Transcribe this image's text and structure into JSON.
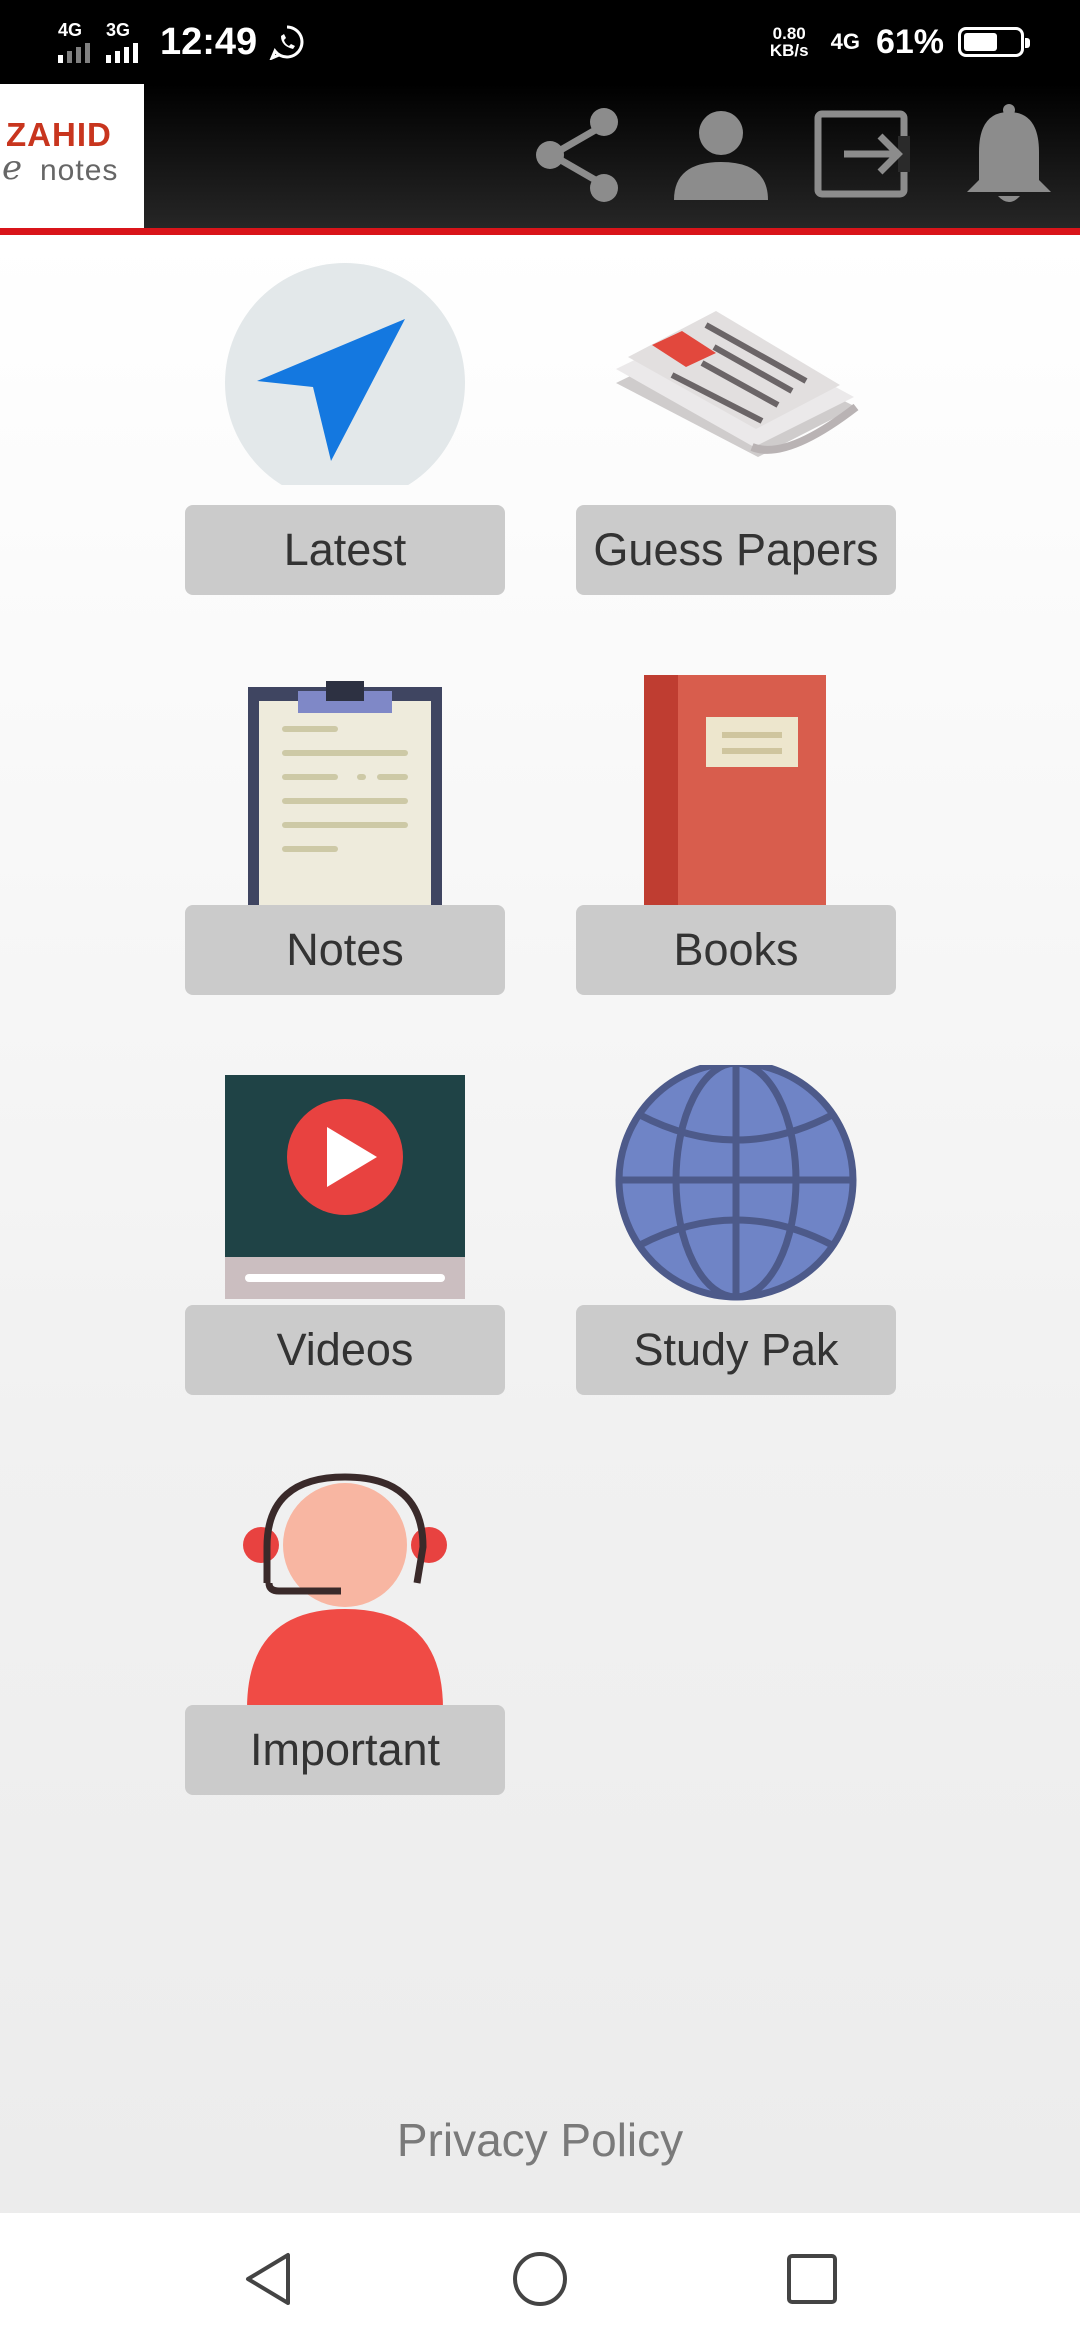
{
  "status_bar": {
    "sim1_network": "4G",
    "sim2_network": "3G",
    "time": "12:49",
    "speed_value": "0.80",
    "speed_unit": "KB/s",
    "data_network": "4G",
    "battery_percent": "61%",
    "battery_level": 0.61
  },
  "header": {
    "logo_text_top": "ZAHID",
    "logo_text_e": "e",
    "logo_text_bottom": "notes",
    "icons": [
      "share-icon",
      "profile-icon",
      "logout-icon",
      "bell-icon"
    ],
    "accent_color": "#d9141a"
  },
  "menu": {
    "latest": "Latest",
    "guess_papers": "Guess Papers",
    "notes": "Notes",
    "books": "Books",
    "videos": "Videos",
    "study_pak": "Study Pak",
    "important": "Important"
  },
  "footer": {
    "privacy_policy": "Privacy Policy"
  },
  "nav_bar": {
    "icons": [
      "back-icon",
      "home-icon",
      "recents-icon"
    ]
  }
}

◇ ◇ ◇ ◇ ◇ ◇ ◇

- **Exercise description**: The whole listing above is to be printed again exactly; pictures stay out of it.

- **Completed task**:
Transcribe this image's text and structure into JSON.
{
  "status_bar": {
    "sim1_network": "4G",
    "sim2_network": "3G",
    "time": "12:49",
    "speed_value": "0.80",
    "speed_unit": "KB/s",
    "data_network": "4G",
    "battery_percent": "61%",
    "battery_level": 0.61
  },
  "header": {
    "logo_text_top": "ZAHID",
    "logo_text_e": "e",
    "logo_text_bottom": "notes",
    "icons": [
      "share-icon",
      "profile-icon",
      "logout-icon",
      "bell-icon"
    ],
    "accent_color": "#d9141a"
  },
  "menu": {
    "latest": "Latest",
    "guess_papers": "Guess Papers",
    "notes": "Notes",
    "books": "Books",
    "videos": "Videos",
    "study_pak": "Study Pak",
    "important": "Important"
  },
  "footer": {
    "privacy_policy": "Privacy Policy"
  },
  "nav_bar": {
    "icons": [
      "back-icon",
      "home-icon",
      "recents-icon"
    ]
  }
}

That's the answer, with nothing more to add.